* What is expected:
Answer with one number only: how many lines in this material contain the word "google"?

* Raw data:
*** Block opens ***

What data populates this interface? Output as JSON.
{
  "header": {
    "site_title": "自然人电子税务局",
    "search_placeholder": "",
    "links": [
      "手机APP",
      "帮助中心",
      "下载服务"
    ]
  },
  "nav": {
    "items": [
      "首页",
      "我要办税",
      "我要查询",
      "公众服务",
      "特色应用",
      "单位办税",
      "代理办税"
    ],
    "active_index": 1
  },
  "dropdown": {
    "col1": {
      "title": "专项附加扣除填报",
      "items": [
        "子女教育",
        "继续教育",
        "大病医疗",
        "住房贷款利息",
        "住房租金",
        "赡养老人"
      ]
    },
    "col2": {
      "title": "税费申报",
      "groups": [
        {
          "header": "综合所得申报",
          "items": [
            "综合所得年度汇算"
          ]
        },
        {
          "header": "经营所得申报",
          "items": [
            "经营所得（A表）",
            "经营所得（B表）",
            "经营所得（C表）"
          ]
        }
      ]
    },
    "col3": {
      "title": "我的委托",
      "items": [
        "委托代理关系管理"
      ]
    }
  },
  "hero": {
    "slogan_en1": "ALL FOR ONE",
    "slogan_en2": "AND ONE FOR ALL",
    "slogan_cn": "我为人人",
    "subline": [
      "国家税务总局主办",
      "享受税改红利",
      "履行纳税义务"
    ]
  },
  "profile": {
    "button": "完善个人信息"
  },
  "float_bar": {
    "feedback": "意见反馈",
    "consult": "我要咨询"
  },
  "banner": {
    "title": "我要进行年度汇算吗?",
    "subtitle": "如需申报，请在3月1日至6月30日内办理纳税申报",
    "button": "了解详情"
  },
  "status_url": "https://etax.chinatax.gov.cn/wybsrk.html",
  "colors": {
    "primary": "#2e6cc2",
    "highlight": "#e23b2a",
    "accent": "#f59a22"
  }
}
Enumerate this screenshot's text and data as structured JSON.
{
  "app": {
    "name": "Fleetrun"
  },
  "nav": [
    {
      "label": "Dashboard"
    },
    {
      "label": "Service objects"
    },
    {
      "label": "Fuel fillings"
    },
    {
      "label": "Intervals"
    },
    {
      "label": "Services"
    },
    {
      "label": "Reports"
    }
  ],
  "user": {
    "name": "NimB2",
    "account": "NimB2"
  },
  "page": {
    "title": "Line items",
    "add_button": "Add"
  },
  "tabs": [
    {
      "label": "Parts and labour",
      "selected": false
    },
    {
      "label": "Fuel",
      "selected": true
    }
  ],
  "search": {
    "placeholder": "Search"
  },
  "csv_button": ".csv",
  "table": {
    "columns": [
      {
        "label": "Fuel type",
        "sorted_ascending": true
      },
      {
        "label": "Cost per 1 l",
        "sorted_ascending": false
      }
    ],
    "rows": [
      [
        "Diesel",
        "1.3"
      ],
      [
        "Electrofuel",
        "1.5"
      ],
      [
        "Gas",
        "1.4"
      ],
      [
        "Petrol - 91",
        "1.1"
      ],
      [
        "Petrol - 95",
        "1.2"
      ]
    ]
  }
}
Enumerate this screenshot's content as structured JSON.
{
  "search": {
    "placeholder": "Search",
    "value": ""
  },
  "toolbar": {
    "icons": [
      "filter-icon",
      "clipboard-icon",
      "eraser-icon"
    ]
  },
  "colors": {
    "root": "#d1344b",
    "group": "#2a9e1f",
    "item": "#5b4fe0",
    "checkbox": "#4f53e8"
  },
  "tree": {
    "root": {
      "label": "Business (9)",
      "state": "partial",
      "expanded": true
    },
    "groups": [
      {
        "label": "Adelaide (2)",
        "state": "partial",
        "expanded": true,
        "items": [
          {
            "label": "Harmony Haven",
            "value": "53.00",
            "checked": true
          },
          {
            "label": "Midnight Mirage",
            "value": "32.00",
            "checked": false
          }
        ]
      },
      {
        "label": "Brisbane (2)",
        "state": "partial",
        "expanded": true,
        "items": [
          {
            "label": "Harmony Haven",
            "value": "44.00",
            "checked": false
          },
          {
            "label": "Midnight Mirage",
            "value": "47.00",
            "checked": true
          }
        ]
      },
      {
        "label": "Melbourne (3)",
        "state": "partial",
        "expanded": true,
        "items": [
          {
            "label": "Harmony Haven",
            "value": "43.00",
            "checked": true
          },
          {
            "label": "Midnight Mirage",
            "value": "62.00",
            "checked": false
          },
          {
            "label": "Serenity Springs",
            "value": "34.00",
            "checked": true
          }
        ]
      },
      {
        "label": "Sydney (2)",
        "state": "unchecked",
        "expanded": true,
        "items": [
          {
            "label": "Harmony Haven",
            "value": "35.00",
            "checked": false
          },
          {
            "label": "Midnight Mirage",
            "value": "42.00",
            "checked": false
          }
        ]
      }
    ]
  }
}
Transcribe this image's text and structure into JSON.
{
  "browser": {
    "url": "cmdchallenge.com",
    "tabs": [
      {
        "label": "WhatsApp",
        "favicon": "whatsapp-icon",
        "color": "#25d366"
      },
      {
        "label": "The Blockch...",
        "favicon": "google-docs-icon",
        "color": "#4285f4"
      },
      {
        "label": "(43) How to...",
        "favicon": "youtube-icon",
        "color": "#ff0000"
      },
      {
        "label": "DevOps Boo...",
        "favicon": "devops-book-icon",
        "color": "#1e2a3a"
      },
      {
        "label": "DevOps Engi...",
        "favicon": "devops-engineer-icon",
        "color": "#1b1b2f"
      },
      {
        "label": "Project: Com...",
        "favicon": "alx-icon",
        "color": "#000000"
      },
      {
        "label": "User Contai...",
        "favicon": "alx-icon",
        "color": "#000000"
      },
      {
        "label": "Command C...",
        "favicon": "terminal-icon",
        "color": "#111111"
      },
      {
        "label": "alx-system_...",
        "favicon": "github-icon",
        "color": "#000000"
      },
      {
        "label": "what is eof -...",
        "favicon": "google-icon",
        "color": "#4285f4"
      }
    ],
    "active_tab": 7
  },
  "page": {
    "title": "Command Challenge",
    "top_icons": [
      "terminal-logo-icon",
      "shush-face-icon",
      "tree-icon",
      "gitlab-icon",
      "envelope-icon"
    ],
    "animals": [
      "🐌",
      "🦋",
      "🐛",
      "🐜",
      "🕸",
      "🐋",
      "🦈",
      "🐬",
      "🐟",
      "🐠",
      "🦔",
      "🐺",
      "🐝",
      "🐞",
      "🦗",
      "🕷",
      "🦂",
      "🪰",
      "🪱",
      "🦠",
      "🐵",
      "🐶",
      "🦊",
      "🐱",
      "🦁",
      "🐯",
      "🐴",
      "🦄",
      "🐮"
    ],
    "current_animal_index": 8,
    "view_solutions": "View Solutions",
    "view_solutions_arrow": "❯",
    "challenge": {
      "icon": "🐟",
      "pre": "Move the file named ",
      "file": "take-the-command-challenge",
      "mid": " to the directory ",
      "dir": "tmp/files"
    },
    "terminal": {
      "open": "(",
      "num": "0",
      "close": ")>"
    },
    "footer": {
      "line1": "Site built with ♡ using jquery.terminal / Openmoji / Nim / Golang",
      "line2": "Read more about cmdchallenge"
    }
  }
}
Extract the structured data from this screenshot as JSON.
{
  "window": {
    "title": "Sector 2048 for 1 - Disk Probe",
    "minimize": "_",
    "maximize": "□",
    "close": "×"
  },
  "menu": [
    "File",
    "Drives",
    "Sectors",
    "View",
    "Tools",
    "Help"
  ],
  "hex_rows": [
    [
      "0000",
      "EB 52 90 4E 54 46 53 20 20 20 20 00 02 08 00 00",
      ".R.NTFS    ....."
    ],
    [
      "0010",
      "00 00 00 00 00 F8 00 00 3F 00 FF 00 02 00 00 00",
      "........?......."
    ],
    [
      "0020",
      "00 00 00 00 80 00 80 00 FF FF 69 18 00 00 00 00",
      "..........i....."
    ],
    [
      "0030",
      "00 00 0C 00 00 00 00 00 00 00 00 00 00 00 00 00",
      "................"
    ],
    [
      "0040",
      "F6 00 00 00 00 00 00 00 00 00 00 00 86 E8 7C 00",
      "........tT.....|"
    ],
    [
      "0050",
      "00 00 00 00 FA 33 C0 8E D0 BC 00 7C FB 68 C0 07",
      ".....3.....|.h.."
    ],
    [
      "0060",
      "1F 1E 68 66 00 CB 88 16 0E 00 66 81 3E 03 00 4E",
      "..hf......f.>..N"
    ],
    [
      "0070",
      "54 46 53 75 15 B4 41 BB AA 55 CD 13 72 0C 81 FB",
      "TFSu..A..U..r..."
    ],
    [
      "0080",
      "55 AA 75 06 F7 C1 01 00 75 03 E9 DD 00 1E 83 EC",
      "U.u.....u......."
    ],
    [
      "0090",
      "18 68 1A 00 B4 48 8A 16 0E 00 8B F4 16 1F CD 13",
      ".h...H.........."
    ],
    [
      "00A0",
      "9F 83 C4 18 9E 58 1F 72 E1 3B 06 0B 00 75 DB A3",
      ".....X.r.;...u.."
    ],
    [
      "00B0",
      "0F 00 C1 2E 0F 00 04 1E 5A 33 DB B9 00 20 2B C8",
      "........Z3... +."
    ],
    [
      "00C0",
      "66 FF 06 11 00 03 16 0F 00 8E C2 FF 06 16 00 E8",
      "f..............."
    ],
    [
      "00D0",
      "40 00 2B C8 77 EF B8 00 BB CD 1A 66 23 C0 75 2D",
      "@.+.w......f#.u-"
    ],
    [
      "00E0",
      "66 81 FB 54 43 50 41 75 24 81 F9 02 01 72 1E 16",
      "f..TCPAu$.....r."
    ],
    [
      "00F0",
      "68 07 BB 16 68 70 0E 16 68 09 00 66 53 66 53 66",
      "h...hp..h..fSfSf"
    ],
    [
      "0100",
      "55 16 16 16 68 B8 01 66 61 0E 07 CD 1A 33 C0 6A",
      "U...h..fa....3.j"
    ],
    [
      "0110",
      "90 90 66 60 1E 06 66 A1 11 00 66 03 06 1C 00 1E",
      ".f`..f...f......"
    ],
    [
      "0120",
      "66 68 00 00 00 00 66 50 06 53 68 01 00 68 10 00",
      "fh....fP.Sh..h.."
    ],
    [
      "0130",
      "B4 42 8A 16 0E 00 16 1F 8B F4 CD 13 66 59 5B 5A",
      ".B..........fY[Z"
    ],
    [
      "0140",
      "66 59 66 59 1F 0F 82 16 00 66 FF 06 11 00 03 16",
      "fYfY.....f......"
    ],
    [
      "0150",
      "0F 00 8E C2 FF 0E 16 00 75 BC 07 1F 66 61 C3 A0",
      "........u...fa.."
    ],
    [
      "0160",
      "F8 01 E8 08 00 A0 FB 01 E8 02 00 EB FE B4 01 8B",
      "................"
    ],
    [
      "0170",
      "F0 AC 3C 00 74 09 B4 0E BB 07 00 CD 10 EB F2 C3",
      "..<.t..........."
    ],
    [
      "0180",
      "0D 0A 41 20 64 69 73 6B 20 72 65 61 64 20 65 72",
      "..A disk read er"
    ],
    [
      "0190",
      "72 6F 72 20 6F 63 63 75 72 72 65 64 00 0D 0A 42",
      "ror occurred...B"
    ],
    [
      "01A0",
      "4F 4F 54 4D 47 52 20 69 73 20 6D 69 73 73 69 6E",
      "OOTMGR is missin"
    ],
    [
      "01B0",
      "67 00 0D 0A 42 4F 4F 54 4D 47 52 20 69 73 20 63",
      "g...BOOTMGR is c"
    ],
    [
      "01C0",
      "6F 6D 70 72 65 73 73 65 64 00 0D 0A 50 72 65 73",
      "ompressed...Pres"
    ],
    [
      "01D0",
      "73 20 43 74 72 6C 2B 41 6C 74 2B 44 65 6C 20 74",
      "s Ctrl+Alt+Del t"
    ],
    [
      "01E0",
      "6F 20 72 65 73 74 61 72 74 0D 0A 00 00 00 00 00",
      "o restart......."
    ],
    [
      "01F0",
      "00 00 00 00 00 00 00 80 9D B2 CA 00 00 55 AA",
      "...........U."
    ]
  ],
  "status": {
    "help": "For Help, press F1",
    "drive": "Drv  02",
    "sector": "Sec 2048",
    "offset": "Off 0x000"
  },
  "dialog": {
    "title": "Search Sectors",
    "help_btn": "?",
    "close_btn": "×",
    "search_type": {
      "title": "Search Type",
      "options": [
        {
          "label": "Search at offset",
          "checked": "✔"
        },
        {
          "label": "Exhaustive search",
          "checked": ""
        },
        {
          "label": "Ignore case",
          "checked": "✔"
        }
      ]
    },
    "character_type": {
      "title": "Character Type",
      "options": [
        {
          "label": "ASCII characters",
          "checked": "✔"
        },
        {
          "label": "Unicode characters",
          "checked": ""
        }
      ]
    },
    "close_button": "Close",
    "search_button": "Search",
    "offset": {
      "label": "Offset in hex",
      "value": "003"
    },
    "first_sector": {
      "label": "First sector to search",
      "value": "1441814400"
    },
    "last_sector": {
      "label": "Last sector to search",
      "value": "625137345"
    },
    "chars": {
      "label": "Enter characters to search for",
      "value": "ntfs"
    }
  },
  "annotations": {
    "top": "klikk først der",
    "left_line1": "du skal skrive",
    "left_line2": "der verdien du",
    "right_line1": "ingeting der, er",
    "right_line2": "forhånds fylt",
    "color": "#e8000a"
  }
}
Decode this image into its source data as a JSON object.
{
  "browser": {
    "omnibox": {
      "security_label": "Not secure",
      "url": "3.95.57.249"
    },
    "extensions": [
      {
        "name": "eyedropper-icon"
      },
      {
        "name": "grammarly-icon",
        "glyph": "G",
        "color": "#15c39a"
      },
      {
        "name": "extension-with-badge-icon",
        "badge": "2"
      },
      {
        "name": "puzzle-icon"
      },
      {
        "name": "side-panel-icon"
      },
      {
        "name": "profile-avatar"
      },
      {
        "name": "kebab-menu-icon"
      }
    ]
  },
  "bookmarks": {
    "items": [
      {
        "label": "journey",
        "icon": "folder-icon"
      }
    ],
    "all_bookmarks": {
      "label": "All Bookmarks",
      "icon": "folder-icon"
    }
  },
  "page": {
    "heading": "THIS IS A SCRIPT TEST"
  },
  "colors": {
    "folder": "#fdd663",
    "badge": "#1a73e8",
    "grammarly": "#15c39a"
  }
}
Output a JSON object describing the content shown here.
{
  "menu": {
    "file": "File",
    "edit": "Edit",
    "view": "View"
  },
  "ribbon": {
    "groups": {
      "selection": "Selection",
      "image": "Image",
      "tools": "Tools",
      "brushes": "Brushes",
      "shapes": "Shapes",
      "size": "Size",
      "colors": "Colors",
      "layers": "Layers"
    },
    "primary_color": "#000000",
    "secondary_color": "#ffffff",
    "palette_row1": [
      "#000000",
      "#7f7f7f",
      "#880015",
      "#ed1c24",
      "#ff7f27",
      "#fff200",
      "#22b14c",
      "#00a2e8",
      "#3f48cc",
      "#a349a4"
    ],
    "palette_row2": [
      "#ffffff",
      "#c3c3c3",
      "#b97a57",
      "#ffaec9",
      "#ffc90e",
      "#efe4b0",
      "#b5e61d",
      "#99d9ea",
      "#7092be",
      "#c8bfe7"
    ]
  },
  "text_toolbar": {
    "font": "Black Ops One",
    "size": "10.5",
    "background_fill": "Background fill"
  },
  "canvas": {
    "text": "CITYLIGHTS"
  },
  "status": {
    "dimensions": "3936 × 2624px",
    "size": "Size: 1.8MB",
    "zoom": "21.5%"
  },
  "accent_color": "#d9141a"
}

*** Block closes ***

* Result of the task:
2